- INFORMATION PROVIDED -
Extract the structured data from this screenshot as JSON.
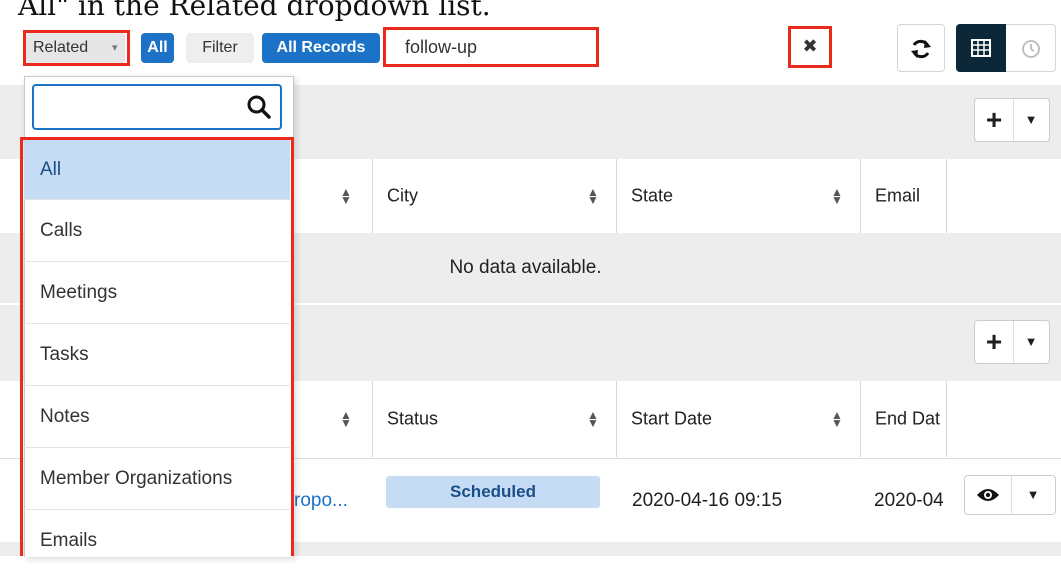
{
  "caption": "All\" in the Related dropdown list.",
  "filterbar": {
    "related_label": "Related",
    "related_caret": "▾",
    "all_label": "All",
    "filter_label": "Filter",
    "all_records_label": "All Records",
    "search_value": "follow-up",
    "clear_label": "✖"
  },
  "toolbar": {
    "refresh_icon": "refresh-icon",
    "grid_icon": "grid-view-icon",
    "clock_icon": "clock-icon"
  },
  "dropdown": {
    "search_placeholder": "",
    "items": [
      {
        "label": "All",
        "active": true
      },
      {
        "label": "Calls"
      },
      {
        "label": "Meetings"
      },
      {
        "label": "Tasks"
      },
      {
        "label": "Notes"
      },
      {
        "label": "Member Organizations"
      },
      {
        "label": "Emails"
      }
    ]
  },
  "subpanel1": {
    "columns": [
      "City",
      "State",
      "Email"
    ],
    "empty_text": "No data available."
  },
  "subpanel2": {
    "columns": [
      "Status",
      "Start Date",
      "End Dat"
    ],
    "row": {
      "name_fragment": "ropo...",
      "status": "Scheduled",
      "start_date": "2020-04-16 09:15",
      "end_date": "2020-04"
    }
  },
  "colors": {
    "accent": "#1b72c6",
    "highlight": "#ea2a1c",
    "badge_bg": "#c5dcf4"
  }
}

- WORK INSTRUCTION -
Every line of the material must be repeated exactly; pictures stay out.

- RESULT OF THE EXERCISE -
Extract the structured data from this screenshot as JSON.
{
  "caption": "All\" in the Related dropdown list.",
  "filterbar": {
    "related_label": "Related",
    "related_caret": "▾",
    "all_label": "All",
    "filter_label": "Filter",
    "all_records_label": "All Records",
    "search_value": "follow-up",
    "clear_label": "✖"
  },
  "toolbar": {
    "refresh_icon": "refresh-icon",
    "grid_icon": "grid-view-icon",
    "clock_icon": "clock-icon"
  },
  "dropdown": {
    "search_placeholder": "",
    "items": [
      {
        "label": "All",
        "active": true
      },
      {
        "label": "Calls"
      },
      {
        "label": "Meetings"
      },
      {
        "label": "Tasks"
      },
      {
        "label": "Notes"
      },
      {
        "label": "Member Organizations"
      },
      {
        "label": "Emails"
      }
    ]
  },
  "subpanel1": {
    "columns": [
      "City",
      "State",
      "Email"
    ],
    "empty_text": "No data available."
  },
  "subpanel2": {
    "columns": [
      "Status",
      "Start Date",
      "End Dat"
    ],
    "row": {
      "name_fragment": "ropo...",
      "status": "Scheduled",
      "start_date": "2020-04-16 09:15",
      "end_date": "2020-04"
    }
  },
  "colors": {
    "accent": "#1b72c6",
    "highlight": "#ea2a1c",
    "badge_bg": "#c5dcf4"
  }
}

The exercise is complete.